→ ACTIVITY
Only the number is wanted: how many lines below contain "label"?

(MATERIAL PROVIDED)

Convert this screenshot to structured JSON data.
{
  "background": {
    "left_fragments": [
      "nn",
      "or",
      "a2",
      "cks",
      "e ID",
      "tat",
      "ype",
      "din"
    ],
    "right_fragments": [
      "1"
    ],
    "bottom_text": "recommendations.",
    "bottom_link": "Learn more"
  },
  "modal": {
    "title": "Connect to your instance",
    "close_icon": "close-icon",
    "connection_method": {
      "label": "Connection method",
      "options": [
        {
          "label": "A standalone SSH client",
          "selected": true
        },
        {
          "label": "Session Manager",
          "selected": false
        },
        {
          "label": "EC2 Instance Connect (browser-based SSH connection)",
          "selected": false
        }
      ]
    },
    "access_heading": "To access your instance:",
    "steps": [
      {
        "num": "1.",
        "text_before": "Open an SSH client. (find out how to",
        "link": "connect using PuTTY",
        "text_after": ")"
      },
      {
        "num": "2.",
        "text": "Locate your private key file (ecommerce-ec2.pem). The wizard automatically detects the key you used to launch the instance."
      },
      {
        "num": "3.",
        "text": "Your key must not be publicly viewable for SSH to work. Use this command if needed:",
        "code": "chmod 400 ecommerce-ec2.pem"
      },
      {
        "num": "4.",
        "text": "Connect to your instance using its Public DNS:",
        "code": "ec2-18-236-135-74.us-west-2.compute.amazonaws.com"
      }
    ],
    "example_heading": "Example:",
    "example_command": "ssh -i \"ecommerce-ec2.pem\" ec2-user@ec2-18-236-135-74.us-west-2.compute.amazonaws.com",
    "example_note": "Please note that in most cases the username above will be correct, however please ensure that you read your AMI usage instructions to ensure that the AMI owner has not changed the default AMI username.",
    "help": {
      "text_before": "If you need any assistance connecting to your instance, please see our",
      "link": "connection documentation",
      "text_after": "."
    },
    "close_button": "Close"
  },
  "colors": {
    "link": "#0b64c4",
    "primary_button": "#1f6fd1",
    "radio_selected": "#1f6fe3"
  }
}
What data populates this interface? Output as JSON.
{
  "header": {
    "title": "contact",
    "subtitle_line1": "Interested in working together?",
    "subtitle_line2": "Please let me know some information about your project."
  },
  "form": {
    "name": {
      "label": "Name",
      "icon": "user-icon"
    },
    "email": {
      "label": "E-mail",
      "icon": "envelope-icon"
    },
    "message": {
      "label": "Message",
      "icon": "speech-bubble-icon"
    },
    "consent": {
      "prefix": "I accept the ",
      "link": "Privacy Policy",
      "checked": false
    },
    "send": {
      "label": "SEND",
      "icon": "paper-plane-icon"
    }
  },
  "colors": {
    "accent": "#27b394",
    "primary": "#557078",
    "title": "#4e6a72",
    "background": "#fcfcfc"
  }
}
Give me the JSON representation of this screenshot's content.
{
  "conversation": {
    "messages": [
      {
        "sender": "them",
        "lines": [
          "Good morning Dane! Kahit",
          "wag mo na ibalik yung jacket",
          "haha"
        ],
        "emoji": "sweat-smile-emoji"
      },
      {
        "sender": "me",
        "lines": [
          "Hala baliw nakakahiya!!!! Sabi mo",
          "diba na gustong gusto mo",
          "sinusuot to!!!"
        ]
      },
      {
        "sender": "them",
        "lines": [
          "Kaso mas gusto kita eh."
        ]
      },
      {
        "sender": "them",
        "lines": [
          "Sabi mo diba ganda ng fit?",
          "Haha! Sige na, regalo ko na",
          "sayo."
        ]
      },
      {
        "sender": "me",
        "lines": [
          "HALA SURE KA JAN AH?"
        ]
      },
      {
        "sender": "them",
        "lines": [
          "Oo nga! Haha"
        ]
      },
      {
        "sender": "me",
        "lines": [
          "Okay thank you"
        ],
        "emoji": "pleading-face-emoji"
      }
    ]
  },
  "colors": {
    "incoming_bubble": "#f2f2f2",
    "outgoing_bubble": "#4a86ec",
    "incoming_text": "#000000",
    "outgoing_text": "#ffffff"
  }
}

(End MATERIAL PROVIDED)

→ RESULT
8